Exercise objective
Answer with a number only: how many lines of the data contain "JSON"?

Collection entries
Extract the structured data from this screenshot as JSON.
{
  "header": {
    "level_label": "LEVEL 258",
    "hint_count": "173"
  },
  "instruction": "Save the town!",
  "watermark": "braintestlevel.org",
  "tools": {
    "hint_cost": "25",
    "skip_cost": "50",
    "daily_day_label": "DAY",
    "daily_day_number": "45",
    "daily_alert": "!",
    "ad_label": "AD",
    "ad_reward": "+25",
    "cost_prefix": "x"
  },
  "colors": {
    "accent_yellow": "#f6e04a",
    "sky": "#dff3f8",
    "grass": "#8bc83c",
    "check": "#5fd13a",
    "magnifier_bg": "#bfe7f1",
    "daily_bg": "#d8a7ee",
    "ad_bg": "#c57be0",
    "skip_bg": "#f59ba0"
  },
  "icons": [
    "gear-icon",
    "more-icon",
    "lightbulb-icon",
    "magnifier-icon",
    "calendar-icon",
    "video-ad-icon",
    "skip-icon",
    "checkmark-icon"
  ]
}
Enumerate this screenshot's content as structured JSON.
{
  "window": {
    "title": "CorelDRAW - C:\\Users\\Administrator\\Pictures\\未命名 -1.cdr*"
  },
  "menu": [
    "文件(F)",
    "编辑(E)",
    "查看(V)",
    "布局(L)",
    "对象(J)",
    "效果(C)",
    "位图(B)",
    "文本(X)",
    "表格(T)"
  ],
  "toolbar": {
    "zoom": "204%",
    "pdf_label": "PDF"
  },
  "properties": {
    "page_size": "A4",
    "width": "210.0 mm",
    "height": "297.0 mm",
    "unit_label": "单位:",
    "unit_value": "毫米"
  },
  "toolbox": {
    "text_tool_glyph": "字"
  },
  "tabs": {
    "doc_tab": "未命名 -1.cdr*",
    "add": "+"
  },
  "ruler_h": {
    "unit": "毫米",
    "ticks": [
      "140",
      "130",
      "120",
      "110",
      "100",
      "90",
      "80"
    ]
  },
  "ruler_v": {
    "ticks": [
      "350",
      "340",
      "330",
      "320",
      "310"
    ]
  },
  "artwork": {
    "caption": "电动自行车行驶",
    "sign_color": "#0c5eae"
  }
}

Solution to the problem
2